## Exercise aim
Lines with "data": please show every one of them from the listing below.

## Records for processing
——
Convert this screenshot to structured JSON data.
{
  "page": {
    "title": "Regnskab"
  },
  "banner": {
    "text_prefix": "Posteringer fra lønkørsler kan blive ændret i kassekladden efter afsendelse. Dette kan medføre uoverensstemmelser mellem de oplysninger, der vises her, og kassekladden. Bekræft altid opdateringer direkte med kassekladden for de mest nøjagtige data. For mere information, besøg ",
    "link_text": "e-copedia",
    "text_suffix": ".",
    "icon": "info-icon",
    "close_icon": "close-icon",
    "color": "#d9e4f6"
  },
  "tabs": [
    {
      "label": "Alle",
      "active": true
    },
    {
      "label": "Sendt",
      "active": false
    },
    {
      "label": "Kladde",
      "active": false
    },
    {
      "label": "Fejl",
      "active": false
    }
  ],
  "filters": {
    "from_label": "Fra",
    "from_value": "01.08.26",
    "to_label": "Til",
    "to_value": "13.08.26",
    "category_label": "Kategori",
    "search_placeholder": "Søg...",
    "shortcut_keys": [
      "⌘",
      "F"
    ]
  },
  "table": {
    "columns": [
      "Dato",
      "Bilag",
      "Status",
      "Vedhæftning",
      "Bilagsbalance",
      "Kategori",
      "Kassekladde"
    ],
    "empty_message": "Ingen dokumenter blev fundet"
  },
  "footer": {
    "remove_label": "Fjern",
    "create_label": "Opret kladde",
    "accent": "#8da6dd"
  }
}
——
## Output for this exercise
Convert this screenshot to structured JSON data.
    "text_prefix": "Posteringer fra lønkørsler kan blive ændret i kassekladden efter afsendelse. Dette kan medføre uoverensstemmelser mellem de oplysninger, der vises her, og kassekladden. Bekræft altid opdateringer direkte med kassekladden for de mest nøjagtige data. For mere information, besøg ",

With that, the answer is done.